Items from an interface collection:
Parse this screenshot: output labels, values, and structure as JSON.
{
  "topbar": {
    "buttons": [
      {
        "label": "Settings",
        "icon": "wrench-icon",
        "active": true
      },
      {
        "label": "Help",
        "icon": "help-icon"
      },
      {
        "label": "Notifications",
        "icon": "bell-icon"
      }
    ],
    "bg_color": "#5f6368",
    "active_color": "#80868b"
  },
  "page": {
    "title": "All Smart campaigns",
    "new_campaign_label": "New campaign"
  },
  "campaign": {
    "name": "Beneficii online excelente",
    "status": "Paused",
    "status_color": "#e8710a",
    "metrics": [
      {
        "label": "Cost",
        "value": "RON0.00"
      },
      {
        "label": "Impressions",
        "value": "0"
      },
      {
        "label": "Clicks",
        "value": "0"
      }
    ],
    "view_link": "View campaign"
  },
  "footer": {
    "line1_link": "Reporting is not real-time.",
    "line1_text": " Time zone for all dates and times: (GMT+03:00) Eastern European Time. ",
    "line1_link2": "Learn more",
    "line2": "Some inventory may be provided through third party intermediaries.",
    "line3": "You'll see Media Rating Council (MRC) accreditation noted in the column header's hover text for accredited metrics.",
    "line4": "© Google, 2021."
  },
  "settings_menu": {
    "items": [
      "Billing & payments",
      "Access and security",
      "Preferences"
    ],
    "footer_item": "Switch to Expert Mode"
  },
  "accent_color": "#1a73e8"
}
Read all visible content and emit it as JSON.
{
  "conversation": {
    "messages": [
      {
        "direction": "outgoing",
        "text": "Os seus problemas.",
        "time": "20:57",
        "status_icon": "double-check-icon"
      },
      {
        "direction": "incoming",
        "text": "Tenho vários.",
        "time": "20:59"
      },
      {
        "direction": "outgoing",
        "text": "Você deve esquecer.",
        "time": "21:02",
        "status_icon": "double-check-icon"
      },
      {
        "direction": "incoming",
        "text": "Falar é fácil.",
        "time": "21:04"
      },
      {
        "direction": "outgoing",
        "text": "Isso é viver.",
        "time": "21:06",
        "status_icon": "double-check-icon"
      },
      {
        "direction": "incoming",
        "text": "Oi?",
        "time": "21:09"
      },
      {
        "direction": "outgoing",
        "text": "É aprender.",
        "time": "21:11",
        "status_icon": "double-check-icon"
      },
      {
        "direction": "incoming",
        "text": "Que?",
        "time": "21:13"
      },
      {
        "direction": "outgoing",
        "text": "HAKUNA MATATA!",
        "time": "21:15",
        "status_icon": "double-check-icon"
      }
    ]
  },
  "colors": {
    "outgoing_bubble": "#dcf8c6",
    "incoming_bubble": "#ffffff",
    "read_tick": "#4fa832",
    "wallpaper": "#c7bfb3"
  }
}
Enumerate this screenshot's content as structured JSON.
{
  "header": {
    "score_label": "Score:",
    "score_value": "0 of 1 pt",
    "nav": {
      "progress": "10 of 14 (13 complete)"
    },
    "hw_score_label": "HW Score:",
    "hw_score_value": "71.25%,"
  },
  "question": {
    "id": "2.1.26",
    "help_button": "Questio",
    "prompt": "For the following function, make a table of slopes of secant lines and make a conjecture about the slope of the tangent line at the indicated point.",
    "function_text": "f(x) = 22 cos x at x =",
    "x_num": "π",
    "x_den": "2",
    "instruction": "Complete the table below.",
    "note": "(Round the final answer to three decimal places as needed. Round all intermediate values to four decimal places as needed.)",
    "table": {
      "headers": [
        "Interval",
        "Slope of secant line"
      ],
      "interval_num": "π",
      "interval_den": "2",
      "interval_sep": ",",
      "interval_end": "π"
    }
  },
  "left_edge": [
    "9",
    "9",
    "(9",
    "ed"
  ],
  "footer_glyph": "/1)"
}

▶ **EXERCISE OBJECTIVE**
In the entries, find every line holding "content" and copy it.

▶ **OUTPUT FOR THIS EXERCISE**
Read all visible content and emit it as JSON.
Enumerate this screenshot's content as structured JSON.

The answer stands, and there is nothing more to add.